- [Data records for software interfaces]
/---

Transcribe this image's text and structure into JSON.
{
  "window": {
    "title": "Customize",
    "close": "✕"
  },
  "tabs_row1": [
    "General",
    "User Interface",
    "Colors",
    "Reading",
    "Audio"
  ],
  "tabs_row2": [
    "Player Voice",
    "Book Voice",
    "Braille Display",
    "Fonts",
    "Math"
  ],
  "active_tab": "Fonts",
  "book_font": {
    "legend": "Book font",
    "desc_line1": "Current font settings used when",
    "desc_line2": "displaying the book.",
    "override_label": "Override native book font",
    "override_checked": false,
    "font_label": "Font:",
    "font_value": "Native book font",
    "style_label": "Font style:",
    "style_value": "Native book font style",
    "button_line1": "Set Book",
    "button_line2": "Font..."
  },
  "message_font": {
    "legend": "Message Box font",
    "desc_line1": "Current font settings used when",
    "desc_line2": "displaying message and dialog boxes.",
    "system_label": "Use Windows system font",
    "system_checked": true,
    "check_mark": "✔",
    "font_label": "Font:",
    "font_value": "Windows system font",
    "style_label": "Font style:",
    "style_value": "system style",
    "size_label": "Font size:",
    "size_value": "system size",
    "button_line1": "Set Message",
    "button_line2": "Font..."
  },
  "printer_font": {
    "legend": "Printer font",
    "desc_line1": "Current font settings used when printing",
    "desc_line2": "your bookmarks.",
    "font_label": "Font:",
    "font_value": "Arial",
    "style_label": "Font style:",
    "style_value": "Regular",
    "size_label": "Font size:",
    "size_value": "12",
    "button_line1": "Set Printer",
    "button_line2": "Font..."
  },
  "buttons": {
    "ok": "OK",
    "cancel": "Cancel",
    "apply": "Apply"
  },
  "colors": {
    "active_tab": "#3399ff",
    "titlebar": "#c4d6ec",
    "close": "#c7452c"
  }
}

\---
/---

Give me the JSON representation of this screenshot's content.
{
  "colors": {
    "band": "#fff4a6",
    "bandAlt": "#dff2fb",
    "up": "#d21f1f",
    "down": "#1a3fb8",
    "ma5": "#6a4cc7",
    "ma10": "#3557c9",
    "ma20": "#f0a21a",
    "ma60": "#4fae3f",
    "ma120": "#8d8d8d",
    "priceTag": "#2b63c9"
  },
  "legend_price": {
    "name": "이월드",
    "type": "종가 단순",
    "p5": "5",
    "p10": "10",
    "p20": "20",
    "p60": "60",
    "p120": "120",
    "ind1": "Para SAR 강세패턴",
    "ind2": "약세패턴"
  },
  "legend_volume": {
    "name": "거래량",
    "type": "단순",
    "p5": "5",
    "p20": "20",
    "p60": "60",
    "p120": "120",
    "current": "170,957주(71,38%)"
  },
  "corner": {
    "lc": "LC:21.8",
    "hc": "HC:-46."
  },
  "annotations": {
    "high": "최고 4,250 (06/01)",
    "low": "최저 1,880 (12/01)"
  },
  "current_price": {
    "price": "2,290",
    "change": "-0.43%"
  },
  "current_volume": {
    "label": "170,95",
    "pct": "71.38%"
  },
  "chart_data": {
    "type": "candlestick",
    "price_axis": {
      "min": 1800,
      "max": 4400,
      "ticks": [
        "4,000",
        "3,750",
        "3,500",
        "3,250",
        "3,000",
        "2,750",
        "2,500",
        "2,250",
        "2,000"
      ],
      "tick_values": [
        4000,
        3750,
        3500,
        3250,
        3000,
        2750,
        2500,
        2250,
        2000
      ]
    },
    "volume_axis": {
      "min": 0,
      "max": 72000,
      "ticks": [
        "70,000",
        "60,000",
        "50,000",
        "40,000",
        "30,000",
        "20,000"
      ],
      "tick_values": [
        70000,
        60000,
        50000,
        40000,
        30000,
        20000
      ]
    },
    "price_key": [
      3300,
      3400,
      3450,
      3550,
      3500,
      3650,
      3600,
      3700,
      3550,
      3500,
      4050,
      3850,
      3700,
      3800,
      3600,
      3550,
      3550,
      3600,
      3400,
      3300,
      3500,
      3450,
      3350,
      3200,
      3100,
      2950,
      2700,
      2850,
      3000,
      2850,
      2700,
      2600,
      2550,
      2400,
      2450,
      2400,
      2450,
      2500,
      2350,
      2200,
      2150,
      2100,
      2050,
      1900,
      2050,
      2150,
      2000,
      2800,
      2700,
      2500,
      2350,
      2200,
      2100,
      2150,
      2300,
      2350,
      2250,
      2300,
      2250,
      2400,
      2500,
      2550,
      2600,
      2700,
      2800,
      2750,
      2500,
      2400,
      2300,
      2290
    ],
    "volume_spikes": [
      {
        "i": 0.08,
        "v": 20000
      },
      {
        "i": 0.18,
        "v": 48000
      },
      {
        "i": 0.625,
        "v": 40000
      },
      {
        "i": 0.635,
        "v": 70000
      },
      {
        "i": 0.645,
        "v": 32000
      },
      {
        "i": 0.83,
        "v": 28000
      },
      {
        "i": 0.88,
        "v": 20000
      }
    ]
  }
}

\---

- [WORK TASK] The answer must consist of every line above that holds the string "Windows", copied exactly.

- [THE ANSWER]
    "system_label": "Use Windows system font",
    "font_value": "Windows system font",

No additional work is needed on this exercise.